> PROMPT:
Return each line of the records below in which the string "slow" turns up.

> AVAILABLE RECORDS:
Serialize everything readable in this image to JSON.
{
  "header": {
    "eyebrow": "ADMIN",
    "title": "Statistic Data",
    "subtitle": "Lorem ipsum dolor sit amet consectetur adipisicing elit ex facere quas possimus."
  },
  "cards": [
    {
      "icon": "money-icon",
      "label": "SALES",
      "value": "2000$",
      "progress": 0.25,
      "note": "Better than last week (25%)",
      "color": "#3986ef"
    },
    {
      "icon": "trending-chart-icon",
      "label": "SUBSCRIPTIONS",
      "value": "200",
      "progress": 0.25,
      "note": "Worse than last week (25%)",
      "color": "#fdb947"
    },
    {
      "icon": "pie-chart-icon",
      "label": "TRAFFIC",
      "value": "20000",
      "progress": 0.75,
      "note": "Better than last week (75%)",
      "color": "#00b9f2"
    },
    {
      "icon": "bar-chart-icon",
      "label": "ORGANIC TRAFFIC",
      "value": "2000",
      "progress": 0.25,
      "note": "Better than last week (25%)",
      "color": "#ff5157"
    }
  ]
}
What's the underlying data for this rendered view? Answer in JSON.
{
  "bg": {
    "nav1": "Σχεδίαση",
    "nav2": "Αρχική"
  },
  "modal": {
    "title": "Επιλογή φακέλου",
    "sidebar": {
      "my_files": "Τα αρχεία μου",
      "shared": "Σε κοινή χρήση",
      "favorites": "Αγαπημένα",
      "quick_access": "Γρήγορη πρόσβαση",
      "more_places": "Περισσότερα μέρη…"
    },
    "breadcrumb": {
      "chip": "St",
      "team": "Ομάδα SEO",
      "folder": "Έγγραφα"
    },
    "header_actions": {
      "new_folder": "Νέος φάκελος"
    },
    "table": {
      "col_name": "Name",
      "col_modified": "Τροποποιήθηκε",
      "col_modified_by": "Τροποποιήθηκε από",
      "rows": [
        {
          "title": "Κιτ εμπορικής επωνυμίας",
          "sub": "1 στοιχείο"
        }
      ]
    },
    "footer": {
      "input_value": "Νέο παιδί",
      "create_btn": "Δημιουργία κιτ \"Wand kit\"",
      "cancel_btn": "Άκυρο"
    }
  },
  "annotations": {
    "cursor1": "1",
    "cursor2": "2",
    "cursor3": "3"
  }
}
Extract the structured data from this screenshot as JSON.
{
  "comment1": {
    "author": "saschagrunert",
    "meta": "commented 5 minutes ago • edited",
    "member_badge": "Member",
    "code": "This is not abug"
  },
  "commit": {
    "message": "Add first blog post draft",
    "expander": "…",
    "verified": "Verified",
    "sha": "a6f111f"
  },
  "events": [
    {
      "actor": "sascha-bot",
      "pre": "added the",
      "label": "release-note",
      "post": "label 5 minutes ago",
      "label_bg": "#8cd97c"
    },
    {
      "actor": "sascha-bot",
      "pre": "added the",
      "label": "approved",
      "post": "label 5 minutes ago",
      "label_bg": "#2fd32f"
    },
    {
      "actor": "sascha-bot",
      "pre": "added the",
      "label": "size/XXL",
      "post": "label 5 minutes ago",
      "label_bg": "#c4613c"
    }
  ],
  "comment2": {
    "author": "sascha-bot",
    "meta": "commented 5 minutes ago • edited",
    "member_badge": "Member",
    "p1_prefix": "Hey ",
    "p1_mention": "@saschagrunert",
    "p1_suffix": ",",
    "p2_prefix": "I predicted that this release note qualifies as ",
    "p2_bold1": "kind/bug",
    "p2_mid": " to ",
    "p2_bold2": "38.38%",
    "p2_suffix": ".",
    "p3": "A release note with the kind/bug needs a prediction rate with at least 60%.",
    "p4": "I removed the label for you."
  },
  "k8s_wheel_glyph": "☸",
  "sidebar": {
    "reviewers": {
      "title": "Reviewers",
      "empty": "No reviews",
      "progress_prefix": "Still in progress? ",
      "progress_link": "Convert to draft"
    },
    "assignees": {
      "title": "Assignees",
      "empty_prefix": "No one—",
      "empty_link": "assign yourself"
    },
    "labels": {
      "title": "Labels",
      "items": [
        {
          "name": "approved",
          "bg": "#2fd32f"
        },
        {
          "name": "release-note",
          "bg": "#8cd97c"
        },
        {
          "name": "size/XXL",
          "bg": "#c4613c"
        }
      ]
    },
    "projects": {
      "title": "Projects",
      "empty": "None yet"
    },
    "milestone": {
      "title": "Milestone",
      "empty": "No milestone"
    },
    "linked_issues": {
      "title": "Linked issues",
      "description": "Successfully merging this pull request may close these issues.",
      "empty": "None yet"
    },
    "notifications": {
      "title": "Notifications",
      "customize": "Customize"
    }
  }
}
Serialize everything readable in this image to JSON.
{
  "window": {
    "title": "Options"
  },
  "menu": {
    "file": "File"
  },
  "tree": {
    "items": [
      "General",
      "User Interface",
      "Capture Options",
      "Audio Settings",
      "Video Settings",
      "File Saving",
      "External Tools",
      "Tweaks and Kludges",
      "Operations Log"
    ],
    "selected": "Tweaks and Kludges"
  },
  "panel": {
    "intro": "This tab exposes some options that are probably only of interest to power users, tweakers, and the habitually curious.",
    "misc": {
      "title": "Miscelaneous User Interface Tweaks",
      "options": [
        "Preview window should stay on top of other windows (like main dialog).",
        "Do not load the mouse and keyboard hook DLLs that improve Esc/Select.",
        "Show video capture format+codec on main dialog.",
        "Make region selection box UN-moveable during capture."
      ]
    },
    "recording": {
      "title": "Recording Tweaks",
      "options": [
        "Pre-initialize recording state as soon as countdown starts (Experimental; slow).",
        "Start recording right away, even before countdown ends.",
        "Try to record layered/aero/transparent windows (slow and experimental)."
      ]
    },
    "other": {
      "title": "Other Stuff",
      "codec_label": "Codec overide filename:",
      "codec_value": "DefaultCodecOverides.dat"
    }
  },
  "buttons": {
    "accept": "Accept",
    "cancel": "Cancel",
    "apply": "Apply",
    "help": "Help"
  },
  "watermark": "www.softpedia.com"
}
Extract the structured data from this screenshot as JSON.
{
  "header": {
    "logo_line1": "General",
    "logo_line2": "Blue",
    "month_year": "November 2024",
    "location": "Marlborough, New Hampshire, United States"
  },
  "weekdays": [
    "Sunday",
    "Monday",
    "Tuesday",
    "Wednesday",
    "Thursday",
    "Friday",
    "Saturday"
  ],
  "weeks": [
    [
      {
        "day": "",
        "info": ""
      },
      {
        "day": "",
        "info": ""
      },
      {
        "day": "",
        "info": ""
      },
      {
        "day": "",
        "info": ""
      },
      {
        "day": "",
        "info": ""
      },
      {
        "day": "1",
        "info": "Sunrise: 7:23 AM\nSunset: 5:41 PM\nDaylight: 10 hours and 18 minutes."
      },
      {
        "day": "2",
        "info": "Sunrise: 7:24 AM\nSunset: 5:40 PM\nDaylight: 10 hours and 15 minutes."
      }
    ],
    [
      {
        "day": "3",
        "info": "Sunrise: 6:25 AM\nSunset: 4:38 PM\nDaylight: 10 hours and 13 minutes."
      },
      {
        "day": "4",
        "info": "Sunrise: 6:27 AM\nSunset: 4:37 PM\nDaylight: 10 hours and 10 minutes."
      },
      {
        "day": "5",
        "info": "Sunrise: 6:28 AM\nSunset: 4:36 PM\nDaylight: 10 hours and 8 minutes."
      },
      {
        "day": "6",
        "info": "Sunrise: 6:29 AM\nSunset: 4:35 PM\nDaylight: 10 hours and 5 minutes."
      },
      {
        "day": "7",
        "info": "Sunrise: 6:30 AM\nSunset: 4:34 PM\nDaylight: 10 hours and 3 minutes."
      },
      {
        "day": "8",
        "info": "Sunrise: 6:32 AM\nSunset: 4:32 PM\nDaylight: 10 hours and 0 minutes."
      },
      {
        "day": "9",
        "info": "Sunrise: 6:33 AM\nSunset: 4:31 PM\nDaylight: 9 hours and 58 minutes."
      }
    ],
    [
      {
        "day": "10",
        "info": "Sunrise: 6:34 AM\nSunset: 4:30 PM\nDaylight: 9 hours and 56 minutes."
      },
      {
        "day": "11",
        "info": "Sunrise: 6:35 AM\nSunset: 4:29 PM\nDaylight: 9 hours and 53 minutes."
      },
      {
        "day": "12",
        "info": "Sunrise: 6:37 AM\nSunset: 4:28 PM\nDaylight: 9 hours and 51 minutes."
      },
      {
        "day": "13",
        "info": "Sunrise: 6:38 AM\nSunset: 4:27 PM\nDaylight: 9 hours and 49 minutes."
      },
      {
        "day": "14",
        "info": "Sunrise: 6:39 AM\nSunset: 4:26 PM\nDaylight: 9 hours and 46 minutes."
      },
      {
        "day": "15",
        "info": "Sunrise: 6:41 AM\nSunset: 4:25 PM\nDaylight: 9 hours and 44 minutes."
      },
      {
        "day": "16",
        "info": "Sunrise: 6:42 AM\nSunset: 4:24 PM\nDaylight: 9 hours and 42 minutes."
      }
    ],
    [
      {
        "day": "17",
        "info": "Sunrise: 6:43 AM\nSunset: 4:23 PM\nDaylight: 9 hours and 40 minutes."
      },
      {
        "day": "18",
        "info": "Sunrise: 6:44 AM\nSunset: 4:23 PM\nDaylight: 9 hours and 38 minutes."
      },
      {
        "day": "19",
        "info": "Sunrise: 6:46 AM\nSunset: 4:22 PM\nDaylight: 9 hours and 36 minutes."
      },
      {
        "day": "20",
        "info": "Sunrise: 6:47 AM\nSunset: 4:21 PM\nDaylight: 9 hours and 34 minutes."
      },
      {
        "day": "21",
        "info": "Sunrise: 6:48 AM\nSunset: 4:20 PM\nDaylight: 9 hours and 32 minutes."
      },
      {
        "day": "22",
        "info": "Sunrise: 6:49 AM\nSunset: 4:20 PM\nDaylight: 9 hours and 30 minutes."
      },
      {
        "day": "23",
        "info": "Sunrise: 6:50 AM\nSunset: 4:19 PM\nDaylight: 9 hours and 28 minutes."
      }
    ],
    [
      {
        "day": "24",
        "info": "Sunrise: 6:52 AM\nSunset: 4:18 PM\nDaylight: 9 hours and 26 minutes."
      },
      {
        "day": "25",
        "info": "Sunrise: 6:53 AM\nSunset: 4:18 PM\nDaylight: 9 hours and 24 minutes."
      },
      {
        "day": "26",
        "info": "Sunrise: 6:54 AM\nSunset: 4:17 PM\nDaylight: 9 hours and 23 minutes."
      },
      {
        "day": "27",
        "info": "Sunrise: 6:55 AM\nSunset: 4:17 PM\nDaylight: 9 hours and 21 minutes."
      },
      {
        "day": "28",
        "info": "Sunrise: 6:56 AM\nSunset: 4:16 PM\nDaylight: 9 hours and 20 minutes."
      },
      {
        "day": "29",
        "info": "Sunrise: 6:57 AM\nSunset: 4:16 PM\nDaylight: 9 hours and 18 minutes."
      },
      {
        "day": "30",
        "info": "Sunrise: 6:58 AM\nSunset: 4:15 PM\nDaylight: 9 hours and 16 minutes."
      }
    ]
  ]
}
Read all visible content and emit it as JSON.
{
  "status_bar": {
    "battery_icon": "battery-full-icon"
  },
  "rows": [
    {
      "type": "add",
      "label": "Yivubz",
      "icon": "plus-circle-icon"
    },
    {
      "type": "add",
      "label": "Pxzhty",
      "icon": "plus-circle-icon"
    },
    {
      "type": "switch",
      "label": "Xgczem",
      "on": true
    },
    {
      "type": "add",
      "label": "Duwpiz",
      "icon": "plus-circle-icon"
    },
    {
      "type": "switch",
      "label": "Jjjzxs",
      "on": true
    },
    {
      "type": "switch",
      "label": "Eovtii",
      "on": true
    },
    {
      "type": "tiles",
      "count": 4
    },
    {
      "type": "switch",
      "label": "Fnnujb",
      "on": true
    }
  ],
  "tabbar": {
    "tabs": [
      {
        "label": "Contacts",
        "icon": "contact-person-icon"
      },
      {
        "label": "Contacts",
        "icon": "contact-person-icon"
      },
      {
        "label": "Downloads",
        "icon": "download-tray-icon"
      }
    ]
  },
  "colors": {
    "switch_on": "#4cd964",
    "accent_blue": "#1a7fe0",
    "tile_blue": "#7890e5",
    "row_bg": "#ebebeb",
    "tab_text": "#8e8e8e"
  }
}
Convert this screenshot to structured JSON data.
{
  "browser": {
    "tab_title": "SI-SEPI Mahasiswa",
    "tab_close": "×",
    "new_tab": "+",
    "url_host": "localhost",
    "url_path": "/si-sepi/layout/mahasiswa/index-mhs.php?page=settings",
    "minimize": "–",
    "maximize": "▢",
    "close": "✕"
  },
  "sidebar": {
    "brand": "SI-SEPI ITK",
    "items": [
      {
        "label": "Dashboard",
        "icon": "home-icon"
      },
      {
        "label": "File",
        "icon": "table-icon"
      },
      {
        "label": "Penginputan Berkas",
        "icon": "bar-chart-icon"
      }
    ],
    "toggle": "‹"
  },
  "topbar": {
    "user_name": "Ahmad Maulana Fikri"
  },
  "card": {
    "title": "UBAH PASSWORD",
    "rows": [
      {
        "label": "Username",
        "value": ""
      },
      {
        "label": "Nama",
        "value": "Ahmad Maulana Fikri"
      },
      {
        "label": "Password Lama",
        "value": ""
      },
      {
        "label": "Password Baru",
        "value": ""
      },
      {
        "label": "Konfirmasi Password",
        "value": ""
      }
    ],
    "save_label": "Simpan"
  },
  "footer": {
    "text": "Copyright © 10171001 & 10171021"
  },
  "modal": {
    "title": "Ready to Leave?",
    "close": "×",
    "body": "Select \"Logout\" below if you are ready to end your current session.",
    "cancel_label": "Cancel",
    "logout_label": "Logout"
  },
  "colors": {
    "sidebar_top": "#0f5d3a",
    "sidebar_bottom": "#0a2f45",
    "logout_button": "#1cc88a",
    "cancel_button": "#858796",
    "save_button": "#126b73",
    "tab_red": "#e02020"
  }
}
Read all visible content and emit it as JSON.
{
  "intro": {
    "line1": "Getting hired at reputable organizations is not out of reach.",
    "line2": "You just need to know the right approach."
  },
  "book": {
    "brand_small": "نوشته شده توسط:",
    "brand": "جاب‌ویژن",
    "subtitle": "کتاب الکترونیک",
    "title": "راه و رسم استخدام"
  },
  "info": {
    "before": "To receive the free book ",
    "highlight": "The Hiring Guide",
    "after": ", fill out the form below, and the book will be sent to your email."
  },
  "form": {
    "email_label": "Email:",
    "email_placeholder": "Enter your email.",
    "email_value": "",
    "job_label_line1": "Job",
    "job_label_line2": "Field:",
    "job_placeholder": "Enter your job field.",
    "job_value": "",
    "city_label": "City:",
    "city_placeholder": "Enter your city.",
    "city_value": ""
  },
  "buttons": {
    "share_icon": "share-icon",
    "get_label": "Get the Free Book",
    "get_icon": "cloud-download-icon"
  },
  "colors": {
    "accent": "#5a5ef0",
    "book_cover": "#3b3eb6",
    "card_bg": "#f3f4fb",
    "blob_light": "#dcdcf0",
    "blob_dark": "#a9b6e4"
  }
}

> OUTPUT:
        "Pre-initialize recording state as soon as countdown starts (Experimental; slow).",
        "Try to record layered/aero/transparent windows (slow and experimental)."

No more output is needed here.